I don’t remember us discussing RNAi in my biology classes in college, and that wasn’t so long ago. The field has bloomed in recent years though, and just about every issue of Science and Nature reports new findings based on the use of interference RNA to block the action of some specific gene.
The process seems to have evolved as an anti-viral strategy, in which special chunks of double-stranded RNA (which is usually single-stranded) can block the production of certain proteins. The Prize winners, Fire and Mello, showed how this process works in Caenorhabditis elegans, a roundworm that is commonly used in developmental biology.
It turns out that the same process occurs in plants and animals, and has an important role regulating cell growth and death, as well as blocking viral infections.
The implications for the discovery are wide-ranging and remain to be fully worked out.
I’ve tacked an animation from Nature Reviews below the fold illustrating how this works.
The basic idea of the animation is that a system of enzymes exist to break RNA into small chunks given a matching piece of RNA. That system of enzymes has become elaborated by evolution in different groups of species. This is a powerful technique. It shows how quickly a good idea can be taken up by scientists when it yields results and offers clear hypotheses.

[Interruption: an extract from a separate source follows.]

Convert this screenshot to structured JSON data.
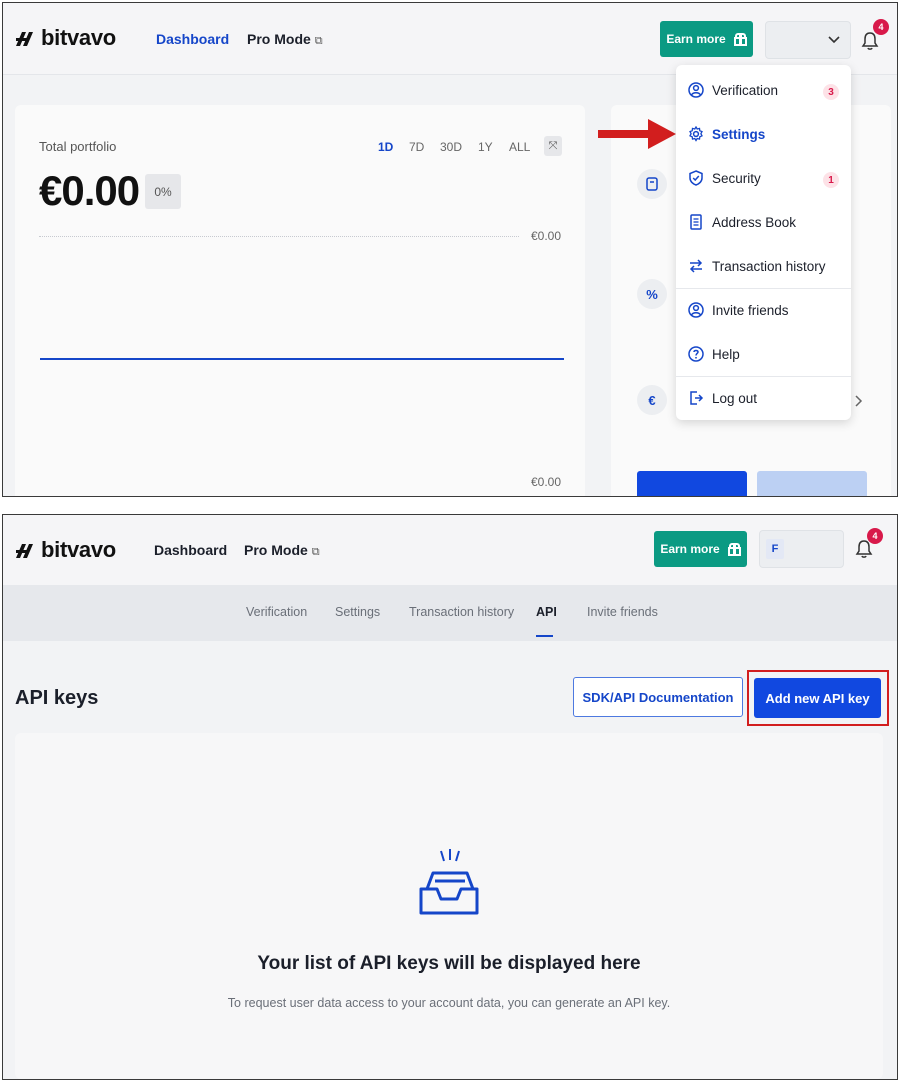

It hardly seems worth mentioning how distant this is from the way that IDolators envision science.